GIVEN RECORDS>
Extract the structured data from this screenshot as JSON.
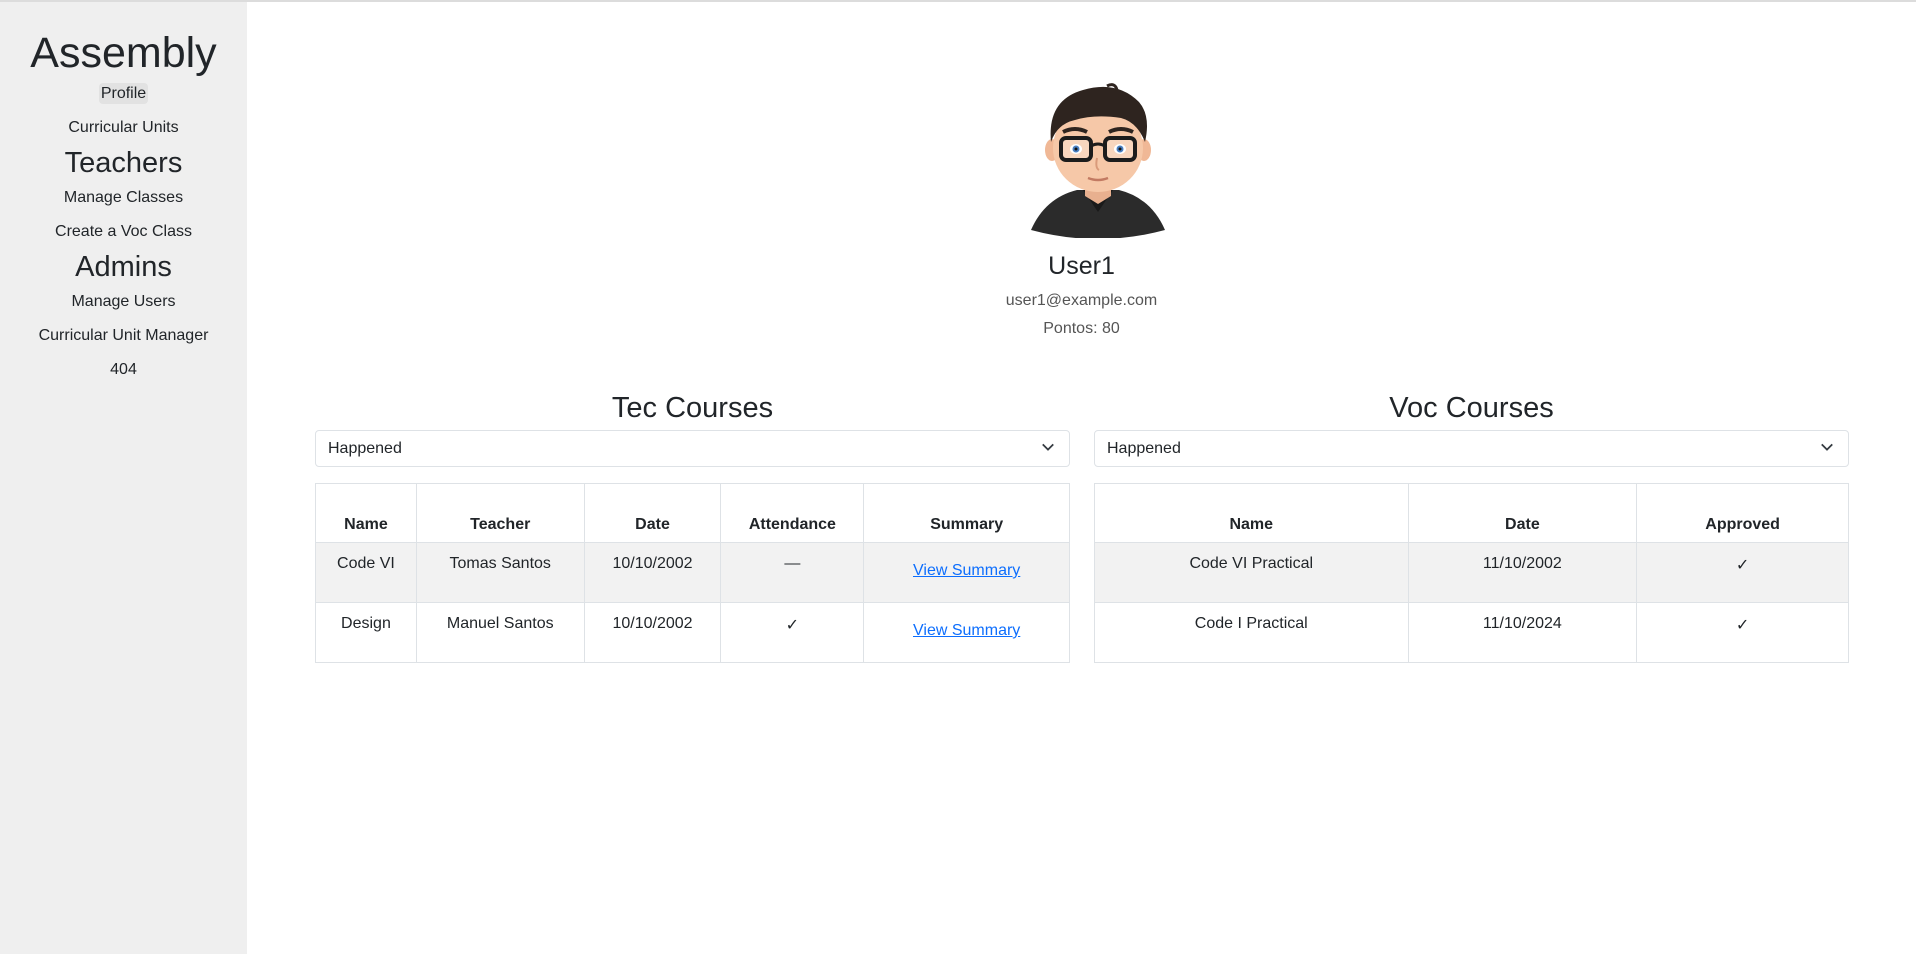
{
  "sidebar": {
    "brand": "Assembly",
    "items_main": [
      {
        "label": "Profile"
      },
      {
        "label": "Curricular Units"
      }
    ],
    "teachers_heading": "Teachers",
    "items_teachers": [
      {
        "label": "Manage Classes"
      },
      {
        "label": "Create a Voc Class"
      }
    ],
    "admins_heading": "Admins",
    "items_admins": [
      {
        "label": "Manage Users"
      },
      {
        "label": "Curricular Unit Manager"
      },
      {
        "label": "404"
      }
    ]
  },
  "profile": {
    "name": "User1",
    "email": "user1@example.com",
    "points": "Pontos: 80"
  },
  "tec": {
    "title": "Tec Courses",
    "filter": "Happened",
    "headers": [
      "Name",
      "Teacher",
      "Date",
      "Attendance",
      "Summary"
    ],
    "rows": [
      {
        "name": "Code VI",
        "teacher": "Tomas Santos",
        "date": "10/10/2002",
        "attendance": "—",
        "summary": "View Summary"
      },
      {
        "name": "Design",
        "teacher": "Manuel Santos",
        "date": "10/10/2002",
        "attendance": "✓",
        "summary": "View Summary"
      }
    ]
  },
  "voc": {
    "title": "Voc Courses",
    "filter": "Happened",
    "headers": [
      "Name",
      "Date",
      "Approved"
    ],
    "rows": [
      {
        "name": "Code VI Practical",
        "date": "11/10/2002",
        "approved": "✓"
      },
      {
        "name": "Code I Practical",
        "date": "11/10/2024",
        "approved": "✓"
      }
    ]
  },
  "colors": {
    "sidebar_bg": "#efefef",
    "link": "#0d6efd",
    "striped_row": "#f2f2f2",
    "border": "#dee2e6"
  },
  "icons": {
    "avatar": "avatar-icon",
    "dropdown": "chevron-down-icon"
  }
}
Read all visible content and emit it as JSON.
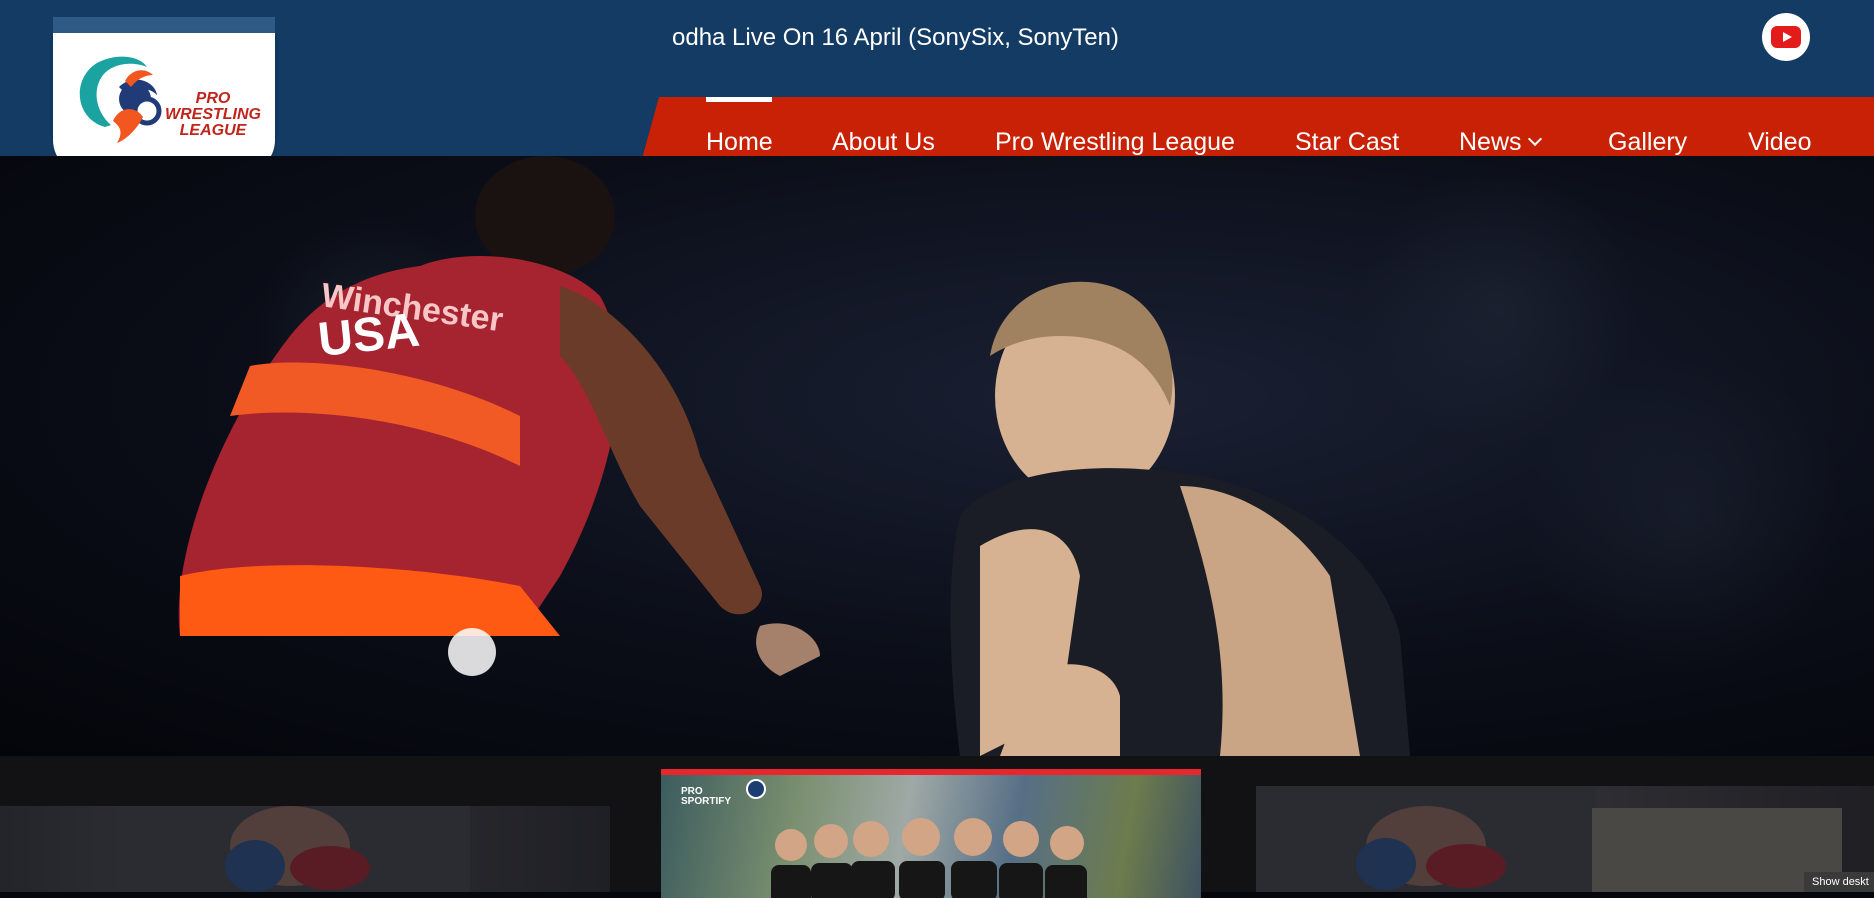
{
  "ticker": {
    "text": "odha Live On 16 April (SonySix, SonyTen)"
  },
  "social": {
    "youtube_icon": "youtube-icon"
  },
  "logo": {
    "line1": "PRO",
    "line2": "WRESTLING",
    "line3": "LEAGUE"
  },
  "nav": {
    "items": [
      {
        "label": "Home",
        "active": true
      },
      {
        "label": "About Us"
      },
      {
        "label": "Pro Wrestling League"
      },
      {
        "label": "Star Cast"
      },
      {
        "label": "News"
      },
      {
        "label": "Gallery"
      },
      {
        "label": "Video"
      }
    ]
  },
  "hero": {
    "singlet_text1": "Winchester",
    "singlet_text2": "USA"
  },
  "carousel": {
    "center_brand_line1": "PRO",
    "center_brand_line2": "SPORTIFY"
  },
  "corner_button": {
    "label": "Show deskt"
  },
  "colors": {
    "topbar": "#143b63",
    "nav": "#c92106",
    "accent_red": "#e7272d"
  }
}
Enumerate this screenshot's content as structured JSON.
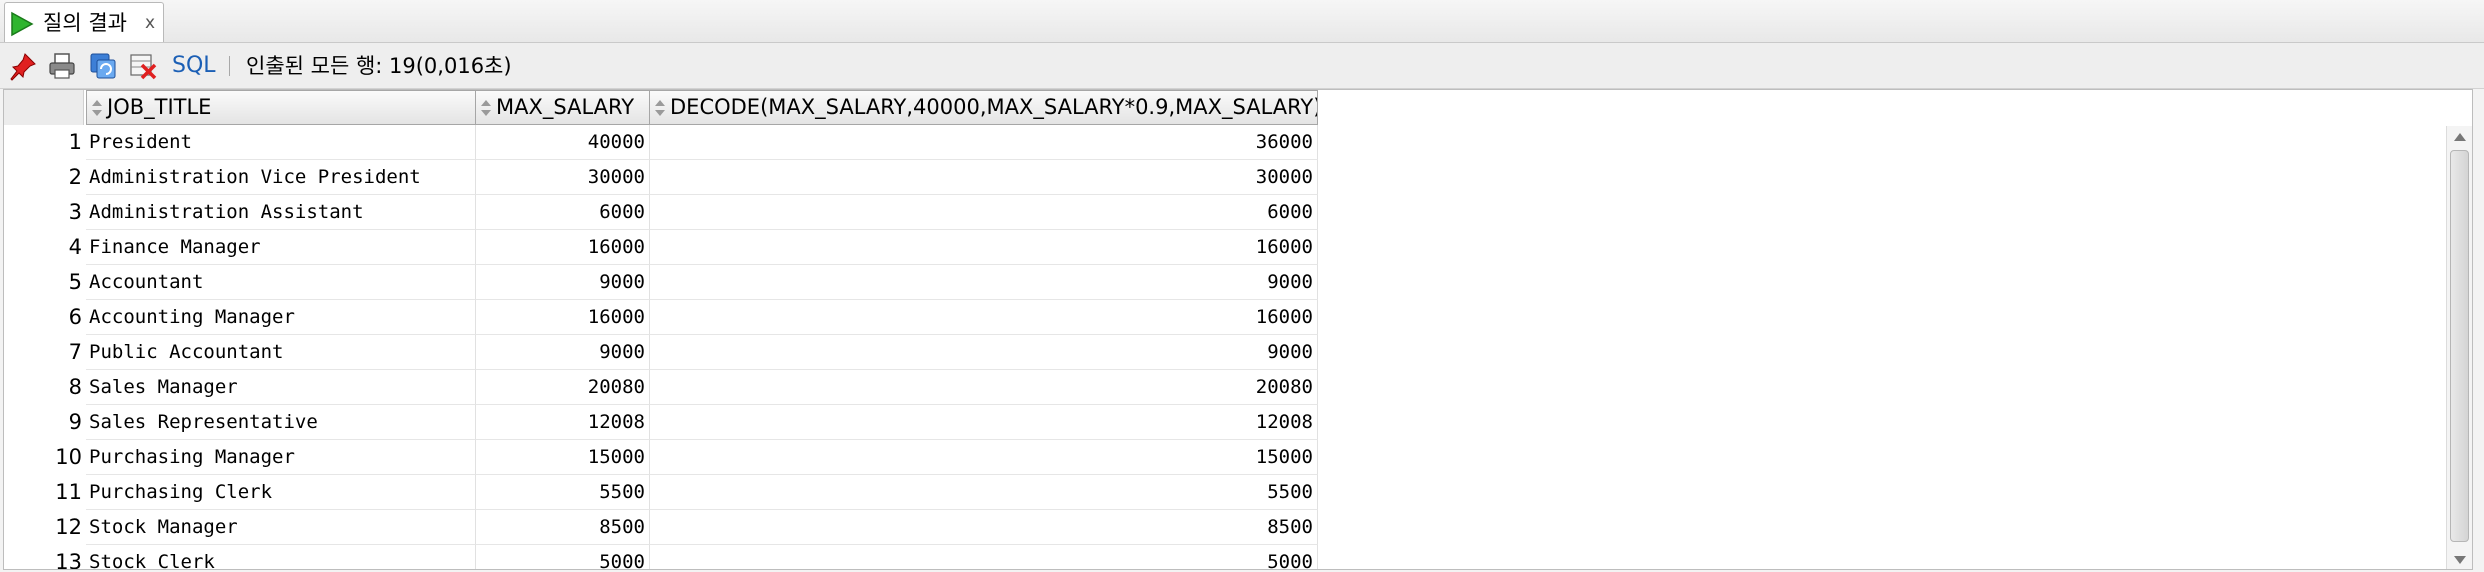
{
  "tab": {
    "title": "질의 결과",
    "close": "x"
  },
  "toolbar": {
    "sql_label": "SQL",
    "status": "인출된 모든 행: 19(0,016초)"
  },
  "grid": {
    "columns": [
      "JOB_TITLE",
      "MAX_SALARY",
      "DECODE(MAX_SALARY,40000,MAX_SALARY*0.9,MAX_SALARY)"
    ],
    "rows": [
      {
        "n": "1",
        "job": "President",
        "max": "40000",
        "dec": "36000"
      },
      {
        "n": "2",
        "job": "Administration Vice President",
        "max": "30000",
        "dec": "30000"
      },
      {
        "n": "3",
        "job": "Administration Assistant",
        "max": "6000",
        "dec": "6000"
      },
      {
        "n": "4",
        "job": "Finance Manager",
        "max": "16000",
        "dec": "16000"
      },
      {
        "n": "5",
        "job": "Accountant",
        "max": "9000",
        "dec": "9000"
      },
      {
        "n": "6",
        "job": "Accounting Manager",
        "max": "16000",
        "dec": "16000"
      },
      {
        "n": "7",
        "job": "Public Accountant",
        "max": "9000",
        "dec": "9000"
      },
      {
        "n": "8",
        "job": "Sales Manager",
        "max": "20080",
        "dec": "20080"
      },
      {
        "n": "9",
        "job": "Sales Representative",
        "max": "12008",
        "dec": "12008"
      },
      {
        "n": "10",
        "job": "Purchasing Manager",
        "max": "15000",
        "dec": "15000"
      },
      {
        "n": "11",
        "job": "Purchasing Clerk",
        "max": "5500",
        "dec": "5500"
      },
      {
        "n": "12",
        "job": "Stock Manager",
        "max": "8500",
        "dec": "8500"
      },
      {
        "n": "13",
        "job": "Stock Clerk",
        "max": "5000",
        "dec": "5000"
      }
    ]
  },
  "icons": {
    "tab": "run-icon",
    "toolbar": [
      "pin-icon",
      "print-icon",
      "refresh-icon",
      "delete-icon"
    ],
    "accent": "#1b5fb5"
  }
}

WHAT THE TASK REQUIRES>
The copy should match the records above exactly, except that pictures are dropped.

ANSWER TO THE EXERCISE>
Extract the structured data from this screenshot as JSON.
{
  "sidebar": {
    "brand": "Assembly",
    "items_main": [
      {
        "label": "Profile"
      },
      {
        "label": "Curricular Units"
      }
    ],
    "teachers_heading": "Teachers",
    "items_teachers": [
      {
        "label": "Manage Classes"
      },
      {
        "label": "Create a Voc Class"
      }
    ],
    "admins_heading": "Admins",
    "items_admins": [
      {
        "label": "Manage Users"
      },
      {
        "label": "Curricular Unit Manager"
      },
      {
        "label": "404"
      }
    ]
  },
  "profile": {
    "name": "User1",
    "email": "user1@example.com",
    "points": "Pontos: 80"
  },
  "tec": {
    "title": "Tec Courses",
    "filter": "Happened",
    "headers": [
      "Name",
      "Teacher",
      "Date",
      "Attendance",
      "Summary"
    ],
    "rows": [
      {
        "name": "Code VI",
        "teacher": "Tomas Santos",
        "date": "10/10/2002",
        "attendance": "—",
        "summary": "View Summary"
      },
      {
        "name": "Design",
        "teacher": "Manuel Santos",
        "date": "10/10/2002",
        "attendance": "✓",
        "summary": "View Summary"
      }
    ]
  },
  "voc": {
    "title": "Voc Courses",
    "filter": "Happened",
    "headers": [
      "Name",
      "Date",
      "Approved"
    ],
    "rows": [
      {
        "name": "Code VI Practical",
        "date": "11/10/2002",
        "approved": "✓"
      },
      {
        "name": "Code I Practical",
        "date": "11/10/2024",
        "approved": "✓"
      }
    ]
  },
  "colors": {
    "sidebar_bg": "#efefef",
    "link": "#0d6efd",
    "striped_row": "#f2f2f2",
    "border": "#dee2e6"
  },
  "icons": {
    "avatar": "avatar-icon",
    "dropdown": "chevron-down-icon"
  }
}
Read all visible content and emit it as JSON.
{
  "ticker": {
    "text": "odha Live On 16 April (SonySix, SonyTen)"
  },
  "social": {
    "youtube_icon": "youtube-icon"
  },
  "logo": {
    "line1": "PRO",
    "line2": "WRESTLING",
    "line3": "LEAGUE"
  },
  "nav": {
    "items": [
      {
        "label": "Home",
        "active": true
      },
      {
        "label": "About Us"
      },
      {
        "label": "Pro Wrestling League"
      },
      {
        "label": "Star Cast"
      },
      {
        "label": "News"
      },
      {
        "label": "Gallery"
      },
      {
        "label": "Video"
      }
    ]
  },
  "hero": {
    "singlet_text1": "Winchester",
    "singlet_text2": "USA"
  },
  "carousel": {
    "center_brand_line1": "PRO",
    "center_brand_line2": "SPORTIFY"
  },
  "corner_button": {
    "label": "Show deskt"
  },
  "colors": {
    "topbar": "#143b63",
    "nav": "#c92106",
    "accent_red": "#e7272d"
  }
}
Enumerate this screenshot's content as structured JSON.
{
  "tab": {
    "title": "질의 결과",
    "close": "x"
  },
  "toolbar": {
    "sql_label": "SQL",
    "status": "인출된 모든 행: 19(0,016초)"
  },
  "grid": {
    "columns": [
      "JOB_TITLE",
      "MAX_SALARY",
      "DECODE(MAX_SALARY,40000,MAX_SALARY*0.9,MAX_SALARY)"
    ],
    "rows": [
      {
        "n": "1",
        "job": "President",
        "max": "40000",
        "dec": "36000"
      },
      {
        "n": "2",
        "job": "Administration Vice President",
        "max": "30000",
        "dec": "30000"
      },
      {
        "n": "3",
        "job": "Administration Assistant",
        "max": "6000",
        "dec": "6000"
      },
      {
        "n": "4",
        "job": "Finance Manager",
        "max": "16000",
        "dec": "16000"
      },
      {
        "n": "5",
        "job": "Accountant",
        "max": "9000",
        "dec": "9000"
      },
      {
        "n": "6",
        "job": "Accounting Manager",
        "max": "16000",
        "dec": "16000"
      },
      {
        "n": "7",
        "job": "Public Accountant",
        "max": "9000",
        "dec": "9000"
      },
      {
        "n": "8",
        "job": "Sales Manager",
        "max": "20080",
        "dec": "20080"
      },
      {
        "n": "9",
        "job": "Sales Representative",
        "max": "12008",
        "dec": "12008"
      },
      {
        "n": "10",
        "job": "Purchasing Manager",
        "max": "15000",
        "dec": "15000"
      },
      {
        "n": "11",
        "job": "Purchasing Clerk",
        "max": "5500",
        "dec": "5500"
      },
      {
        "n": "12",
        "job": "Stock Manager",
        "max": "8500",
        "dec": "8500"
      },
      {
        "n": "13",
        "job": "Stock Clerk",
        "max": "5000",
        "dec": "5000"
      }
    ]
  },
  "icons": {
    "tab": "run-icon",
    "toolbar": [
      "pin-icon",
      "print-icon",
      "refresh-icon",
      "delete-icon"
    ],
    "accent": "#1b5fb5"
  }
}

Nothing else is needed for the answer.